* _Instructions for the task_:
In the records below, find the lines that include the string "amount" and report how many there are, nothing else.

* _Source records_:
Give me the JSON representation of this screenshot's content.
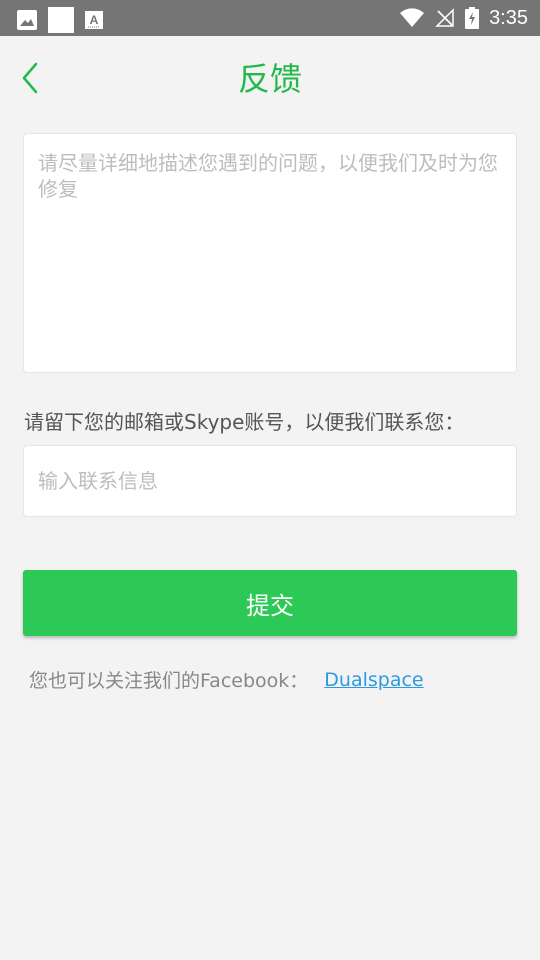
{
  "status_bar": {
    "time": "3:35",
    "icons": [
      "image-icon",
      "blank-square-icon",
      "font-a-icon",
      "wifi-icon",
      "no-signal-icon",
      "battery-charging-icon"
    ]
  },
  "header": {
    "title": "反馈",
    "back_icon": "chevron-left-icon",
    "accent_color": "#22b94b"
  },
  "feedback": {
    "placeholder": "请尽量详细地描述您遇到的问题，以便我们及时为您修复",
    "value": ""
  },
  "contact": {
    "label": "请留下您的邮箱或Skype账号，以便我们联系您：",
    "placeholder": "输入联系信息",
    "value": ""
  },
  "submit": {
    "label": "提交",
    "color": "#2cc956"
  },
  "facebook": {
    "text": "您也可以关注我们的Facebook：",
    "link_text": "Dualspace",
    "link_color": "#2b9be0"
  }
}
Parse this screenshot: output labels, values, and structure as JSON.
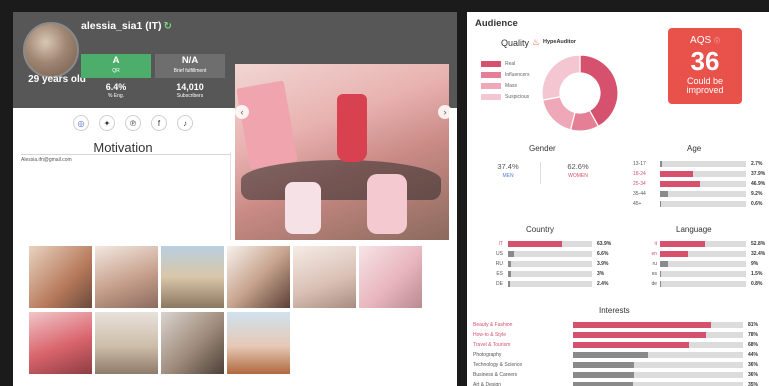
{
  "profile": {
    "username": "alessia_sia1 (IT)",
    "age": "29 years old",
    "qr": {
      "value": "A",
      "label": "QR"
    },
    "brief": {
      "value": "N/A",
      "label": "Brief fulfillment"
    },
    "engagement": {
      "value": "6.4%",
      "label": "% Eng."
    },
    "subscribers": {
      "value": "14,010",
      "label": "Subscribers"
    }
  },
  "socials": [
    "instagram-icon",
    "twitter-icon",
    "pinterest-icon",
    "facebook-icon",
    "tiktok-icon"
  ],
  "motivation": {
    "title": "Motivation",
    "email": "Alessia.ifn@gmail.com"
  },
  "audience": {
    "title": "Audience",
    "quality": {
      "label": "Quality",
      "brand": "HypeAuditor",
      "legend": [
        {
          "name": "Real",
          "color": "#d6516e",
          "value": 42
        },
        {
          "name": "Influencers",
          "color": "#e47f95",
          "value": 12
        },
        {
          "name": "Mass",
          "color": "#eea8b8",
          "value": 18
        },
        {
          "name": "Suspicious",
          "color": "#f3c6d1",
          "value": 28
        }
      ]
    },
    "aqs": {
      "label": "AQS",
      "value": "36",
      "status": "Could be improved",
      "color": "#e8524a"
    },
    "gender": {
      "title": "Gender",
      "men": {
        "value": "37.4%",
        "label": "MEN"
      },
      "women": {
        "value": "62.6%",
        "label": "WOMEN"
      }
    },
    "age": {
      "title": "Age",
      "rows": [
        {
          "label": "13-17",
          "value": 2.7,
          "pct": "2.7%",
          "highlight": false
        },
        {
          "label": "18-24",
          "value": 37.9,
          "pct": "37.9%",
          "highlight": true
        },
        {
          "label": "25-34",
          "value": 46.9,
          "pct": "46.9%",
          "highlight": true
        },
        {
          "label": "35-44",
          "value": 9.2,
          "pct": "9.2%",
          "highlight": false
        },
        {
          "label": "45+",
          "value": 0.6,
          "pct": "0.6%",
          "highlight": false
        }
      ]
    },
    "country": {
      "title": "Country",
      "rows": [
        {
          "label": "IT",
          "value": 63.9,
          "pct": "63.9%",
          "highlight": true
        },
        {
          "label": "US",
          "value": 6.6,
          "pct": "6.6%",
          "highlight": false
        },
        {
          "label": "RU",
          "value": 3.9,
          "pct": "3.9%",
          "highlight": false
        },
        {
          "label": "ES",
          "value": 3,
          "pct": "3%",
          "highlight": false
        },
        {
          "label": "DE",
          "value": 2.4,
          "pct": "2.4%",
          "highlight": false
        }
      ]
    },
    "language": {
      "title": "Language",
      "rows": [
        {
          "label": "it",
          "value": 52.8,
          "pct": "52.8%",
          "highlight": true
        },
        {
          "label": "en",
          "value": 32.4,
          "pct": "32.4%",
          "highlight": true
        },
        {
          "label": "ru",
          "value": 9,
          "pct": "9%",
          "highlight": false
        },
        {
          "label": "es",
          "value": 1.5,
          "pct": "1.5%",
          "highlight": false
        },
        {
          "label": "de",
          "value": 0.8,
          "pct": "0.8%",
          "highlight": false
        }
      ]
    },
    "interests": {
      "title": "Interests",
      "rows": [
        {
          "label": "Beauty & Fashion",
          "value": 81,
          "pct": "81%",
          "highlight": true
        },
        {
          "label": "How-to & Style",
          "value": 78,
          "pct": "78%",
          "highlight": true
        },
        {
          "label": "Travel & Tourism",
          "value": 68,
          "pct": "68%",
          "highlight": true
        },
        {
          "label": "Photography",
          "value": 44,
          "pct": "44%",
          "highlight": false
        },
        {
          "label": "Technology & Science",
          "value": 36,
          "pct": "36%",
          "highlight": false
        },
        {
          "label": "Business & Careers",
          "value": 36,
          "pct": "36%",
          "highlight": false
        },
        {
          "label": "Art & Design",
          "value": 35,
          "pct": "35%",
          "highlight": false
        }
      ]
    }
  },
  "colors": {
    "accent": "#d6516e",
    "neutral_bar": "#8a8a8a",
    "track": "#dcdcdc",
    "men": "#4f86d6"
  }
}
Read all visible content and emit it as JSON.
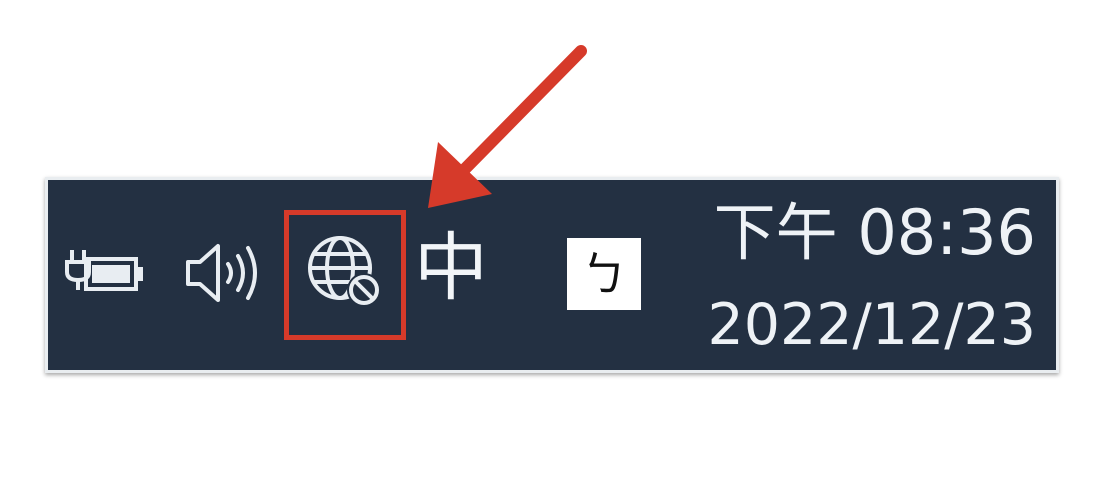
{
  "taskbar": {
    "tray_icons": {
      "battery": "battery-plugged-in-icon",
      "volume": "volume-speaker-icon",
      "network": "network-globe-no-internet-icon"
    },
    "ime_mode": "中",
    "ime_bopomofo": "ㄅ",
    "clock": {
      "time": "下午 08:36",
      "date": "2022/12/23"
    }
  },
  "annotation": {
    "highlight_target": "network-globe-no-internet-icon",
    "color": "#d63a2a"
  },
  "colors": {
    "taskbar_background": "#233042",
    "icon_foreground": "#e8edf2"
  }
}
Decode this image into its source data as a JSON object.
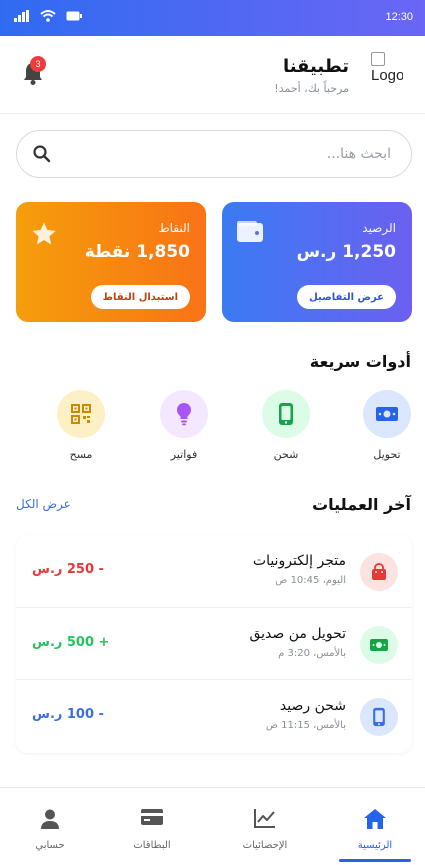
{
  "status_bar": {
    "time": "12:30"
  },
  "header": {
    "logo_alt": "Logo",
    "title": "تطبيقنا",
    "subtitle": "مرحباً بك، أحمد!",
    "notification_count": "3"
  },
  "search": {
    "placeholder": "ابحث هنا..."
  },
  "cards": {
    "balance": {
      "label": "الرصيد",
      "value": "1,250 ر.س",
      "button": "عرض التفاصيل"
    },
    "points": {
      "label": "النقاط",
      "value": "1,850 نقطة",
      "button": "استبدال النقاط"
    }
  },
  "quick_tools": {
    "title": "أدوات سريعة",
    "items": [
      {
        "label": "تحويل",
        "icon": "money-transfer-icon"
      },
      {
        "label": "شحن",
        "icon": "mobile-phone-icon"
      },
      {
        "label": "فواتير",
        "icon": "lightbulb-icon"
      },
      {
        "label": "مسح",
        "icon": "qr-code-icon"
      }
    ]
  },
  "transactions": {
    "title": "آخر العمليات",
    "view_all": "عرض الكل",
    "items": [
      {
        "name": "متجر إلكترونيات",
        "date": "اليوم، 10:45 ص",
        "amount": "- 250 ر.س",
        "icon": "shopping-bag-icon"
      },
      {
        "name": "تحويل من صديق",
        "date": "بالأمس، 3:20 م",
        "amount": "+ 500 ر.س",
        "icon": "cash-icon"
      },
      {
        "name": "شحن رصيد",
        "date": "بالأمس، 11:15 ص",
        "amount": "- 100 ر.س",
        "icon": "mobile-phone-icon"
      }
    ]
  },
  "bottom_nav": {
    "items": [
      {
        "label": "الرئيسية",
        "icon": "home-icon",
        "active": true
      },
      {
        "label": "الإحصائيات",
        "icon": "chart-line-icon",
        "active": false
      },
      {
        "label": "البطاقات",
        "icon": "credit-card-icon",
        "active": false
      },
      {
        "label": "حسابي",
        "icon": "user-icon",
        "active": false
      }
    ]
  },
  "colors": {
    "primary": "#2563eb",
    "negative": "#e53935",
    "positive": "#22c55e",
    "recharge": "#3b6fe0"
  }
}
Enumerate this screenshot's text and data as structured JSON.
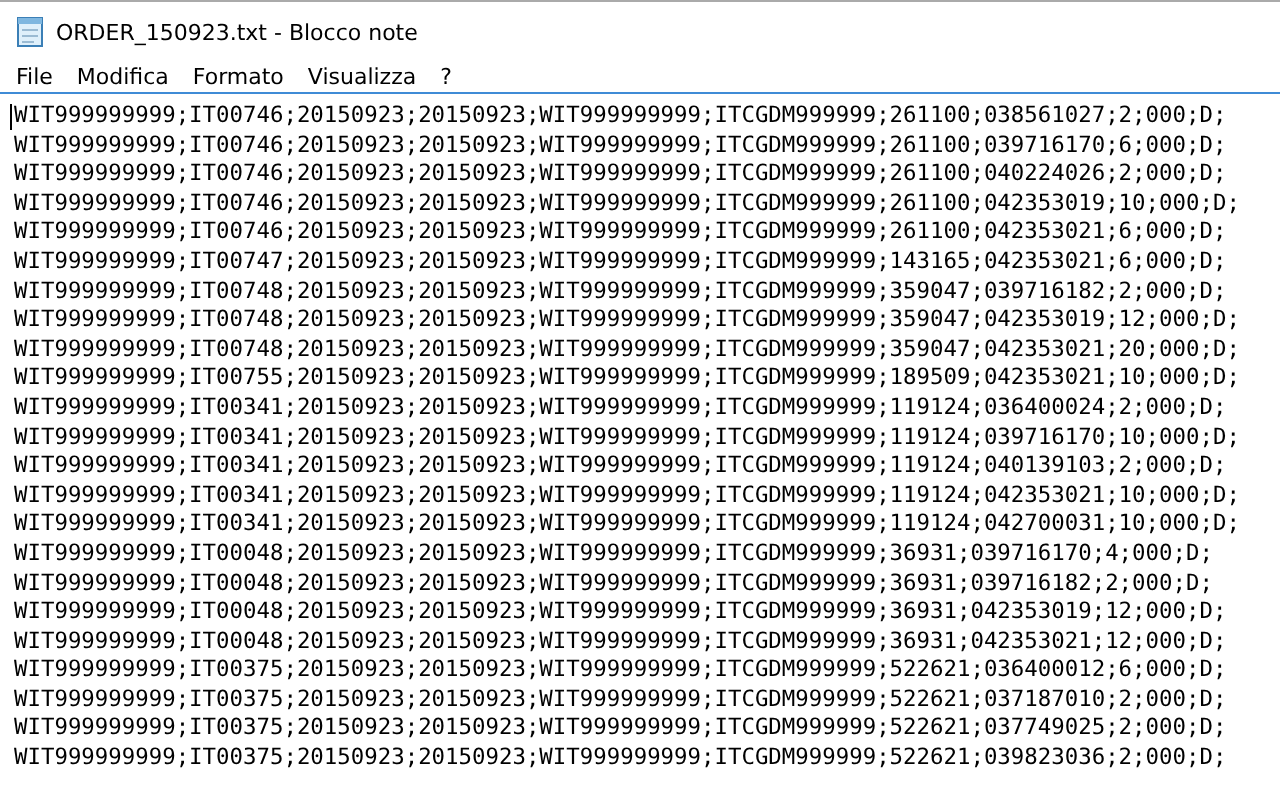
{
  "window": {
    "title": "ORDER_150923.txt - Blocco note"
  },
  "menu": [
    "File",
    "Modifica",
    "Formato",
    "Visualizza",
    "?"
  ],
  "lines": [
    "WIT999999999;IT00746;20150923;20150923;WIT999999999;ITCGDM999999;261100;038561027;2;000;D;",
    "WIT999999999;IT00746;20150923;20150923;WIT999999999;ITCGDM999999;261100;039716170;6;000;D;",
    "WIT999999999;IT00746;20150923;20150923;WIT999999999;ITCGDM999999;261100;040224026;2;000;D;",
    "WIT999999999;IT00746;20150923;20150923;WIT999999999;ITCGDM999999;261100;042353019;10;000;D;",
    "WIT999999999;IT00746;20150923;20150923;WIT999999999;ITCGDM999999;261100;042353021;6;000;D;",
    "WIT999999999;IT00747;20150923;20150923;WIT999999999;ITCGDM999999;143165;042353021;6;000;D;",
    "WIT999999999;IT00748;20150923;20150923;WIT999999999;ITCGDM999999;359047;039716182;2;000;D;",
    "WIT999999999;IT00748;20150923;20150923;WIT999999999;ITCGDM999999;359047;042353019;12;000;D;",
    "WIT999999999;IT00748;20150923;20150923;WIT999999999;ITCGDM999999;359047;042353021;20;000;D;",
    "WIT999999999;IT00755;20150923;20150923;WIT999999999;ITCGDM999999;189509;042353021;10;000;D;",
    "WIT999999999;IT00341;20150923;20150923;WIT999999999;ITCGDM999999;119124;036400024;2;000;D;",
    "WIT999999999;IT00341;20150923;20150923;WIT999999999;ITCGDM999999;119124;039716170;10;000;D;",
    "WIT999999999;IT00341;20150923;20150923;WIT999999999;ITCGDM999999;119124;040139103;2;000;D;",
    "WIT999999999;IT00341;20150923;20150923;WIT999999999;ITCGDM999999;119124;042353021;10;000;D;",
    "WIT999999999;IT00341;20150923;20150923;WIT999999999;ITCGDM999999;119124;042700031;10;000;D;",
    "WIT999999999;IT00048;20150923;20150923;WIT999999999;ITCGDM999999;36931;039716170;4;000;D;",
    "WIT999999999;IT00048;20150923;20150923;WIT999999999;ITCGDM999999;36931;039716182;2;000;D;",
    "WIT999999999;IT00048;20150923;20150923;WIT999999999;ITCGDM999999;36931;042353019;12;000;D;",
    "WIT999999999;IT00048;20150923;20150923;WIT999999999;ITCGDM999999;36931;042353021;12;000;D;",
    "WIT999999999;IT00375;20150923;20150923;WIT999999999;ITCGDM999999;522621;036400012;6;000;D;",
    "WIT999999999;IT00375;20150923;20150923;WIT999999999;ITCGDM999999;522621;037187010;2;000;D;",
    "WIT999999999;IT00375;20150923;20150923;WIT999999999;ITCGDM999999;522621;037749025;2;000;D;",
    "WIT999999999;IT00375;20150923;20150923;WIT999999999;ITCGDM999999;522621;039823036;2;000;D;"
  ]
}
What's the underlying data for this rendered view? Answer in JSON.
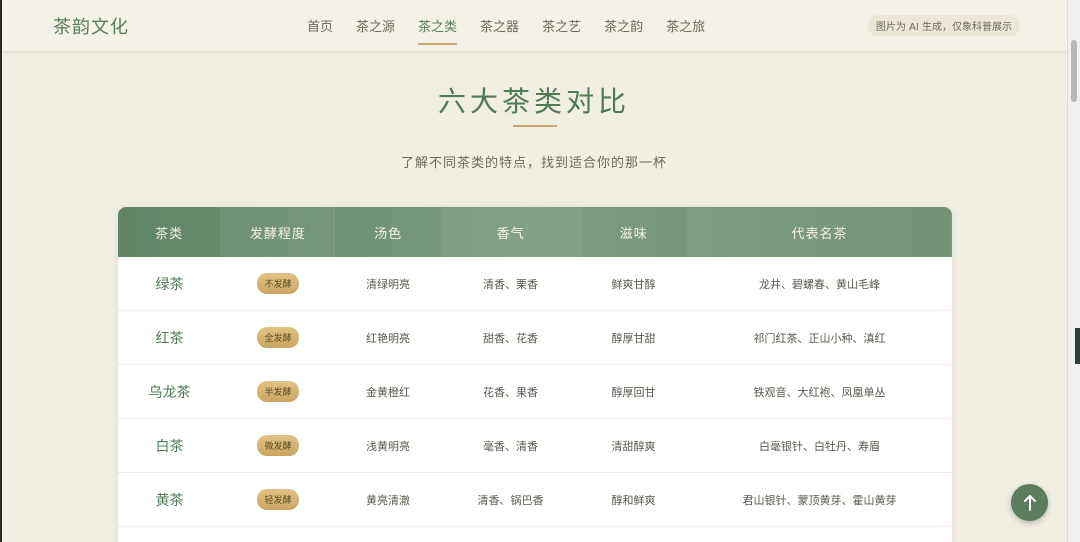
{
  "header": {
    "logo": "茶韵文化",
    "nav": [
      {
        "label": "首页",
        "active": false
      },
      {
        "label": "茶之源",
        "active": false
      },
      {
        "label": "茶之类",
        "active": true
      },
      {
        "label": "茶之器",
        "active": false
      },
      {
        "label": "茶之艺",
        "active": false
      },
      {
        "label": "茶之韵",
        "active": false
      },
      {
        "label": "茶之旅",
        "active": false
      }
    ],
    "ai_notice": "图片为 AI 生成，仅象科普展示"
  },
  "main": {
    "title": "六大茶类对比",
    "subtitle": "了解不同茶类的特点，找到适合你的那一杯"
  },
  "table": {
    "headers": [
      "茶类",
      "发酵程度",
      "汤色",
      "香气",
      "滋味",
      "代表名茶"
    ],
    "rows": [
      {
        "name": "绿茶",
        "fermentation": "不发酵",
        "color": "清绿明亮",
        "aroma": "清香、栗香",
        "taste": "鲜爽甘醇",
        "famous": "龙井、碧螺春、黄山毛峰"
      },
      {
        "name": "红茶",
        "fermentation": "全发酵",
        "color": "红艳明亮",
        "aroma": "甜香、花香",
        "taste": "醇厚甘甜",
        "famous": "祁门红茶、正山小种、滇红"
      },
      {
        "name": "乌龙茶",
        "fermentation": "半发酵",
        "color": "金黄橙红",
        "aroma": "花香、果香",
        "taste": "醇厚回甘",
        "famous": "铁观音、大红袍、凤凰单丛"
      },
      {
        "name": "白茶",
        "fermentation": "微发酵",
        "color": "浅黄明亮",
        "aroma": "毫香、清香",
        "taste": "清甜醇爽",
        "famous": "白毫银针、白牡丹、寿眉"
      },
      {
        "name": "黄茶",
        "fermentation": "轻发酵",
        "color": "黄亮清澈",
        "aroma": "清香、锅巴香",
        "taste": "醇和鲜爽",
        "famous": "君山银针、蒙顶黄芽、霍山黄芽"
      }
    ]
  },
  "colors": {
    "accent_green": "#5b7d5c",
    "accent_gold": "#c9a96b",
    "background": "#f1eee4"
  },
  "icons": {
    "back_to_top": "arrow-up-icon"
  }
}
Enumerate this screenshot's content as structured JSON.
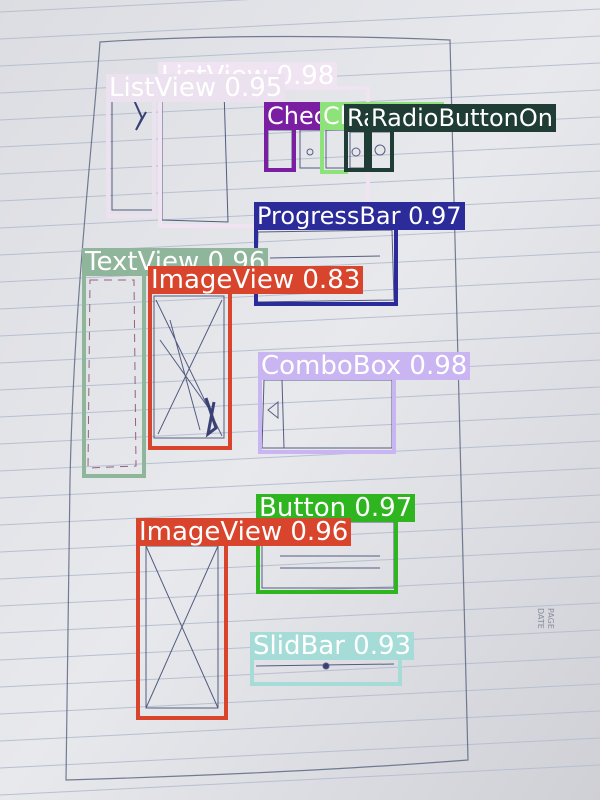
{
  "detections": [
    {
      "label": "ListView 0.98",
      "color": "#f0e4f2",
      "text_color": "#ffffff"
    },
    {
      "label": "ListView 0.95",
      "color": "#ece2ef",
      "text_color": "#ffffff"
    },
    {
      "label": "CheckBox",
      "color": "#7b1fa2",
      "text_color": "#ffffff"
    },
    {
      "label": "CheckBox",
      "color": "#8ee27a",
      "text_color": "#ffffff"
    },
    {
      "label": "RadioButtonOn 0",
      "color": "#1f3d34",
      "text_color": "#ffffff"
    },
    {
      "label": "RadioButtonOn",
      "color": "#1f3d34",
      "text_color": "#ffffff"
    },
    {
      "label": "ProgressBar 0.97",
      "color": "#2b2b9a",
      "text_color": "#ffffff"
    },
    {
      "label": "TextView 0.96",
      "color": "#8fb59a",
      "text_color": "#ffffff"
    },
    {
      "label": "ImageView 0.83",
      "color": "#d8452c",
      "text_color": "#ffffff"
    },
    {
      "label": "ComboBox 0.98",
      "color": "#c9b5f2",
      "text_color": "#ffffff"
    },
    {
      "label": "Button 0.97",
      "color": "#2fb51f",
      "text_color": "#ffffff"
    },
    {
      "label": "ImageView 0.96",
      "color": "#d8452c",
      "text_color": "#ffffff"
    },
    {
      "label": "SlidBar 0.93",
      "color": "#a6dcd8",
      "text_color": "#ffffff"
    }
  ],
  "paper_text": {
    "page": "PAGE",
    "date": "DATE"
  }
}
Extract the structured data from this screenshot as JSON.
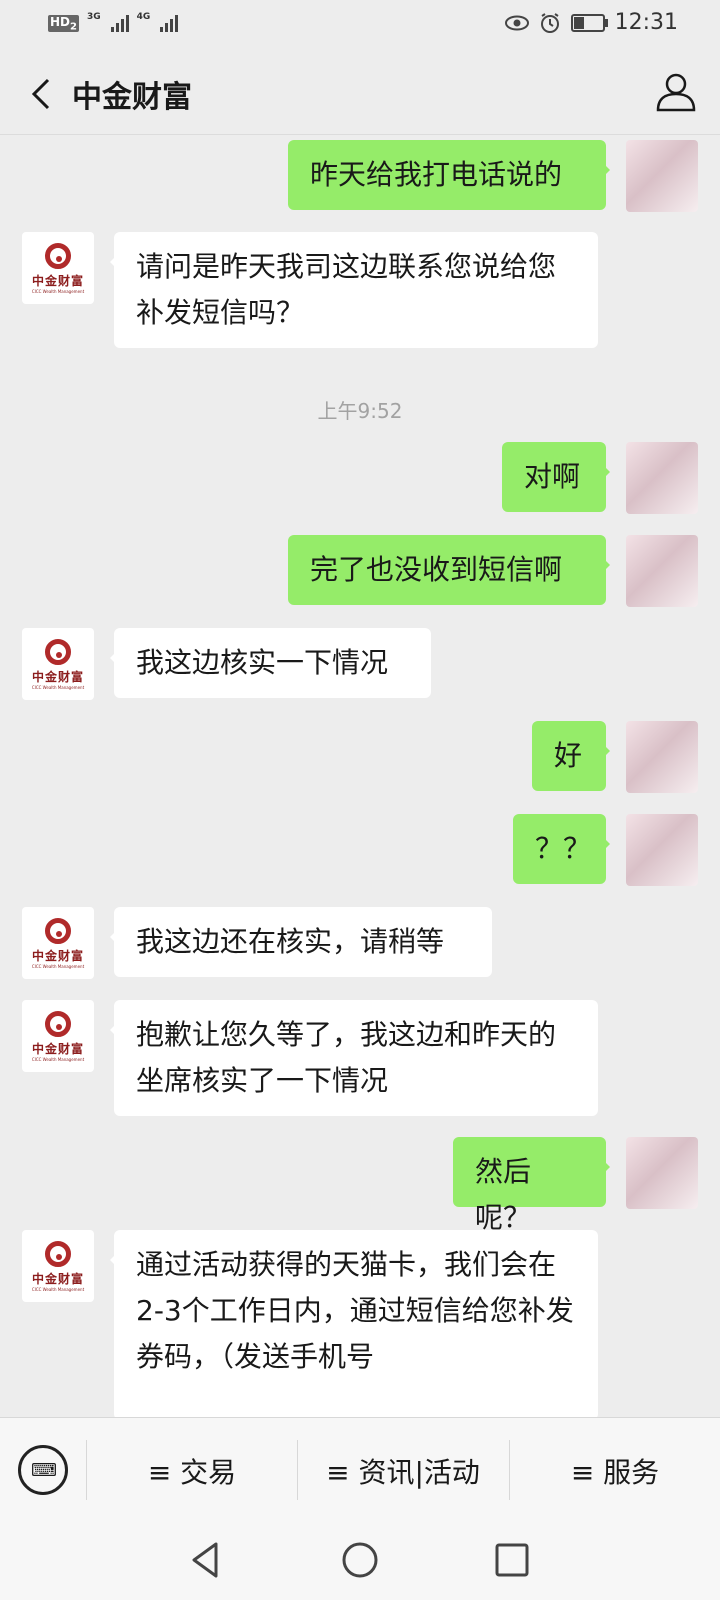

* _Response_:
3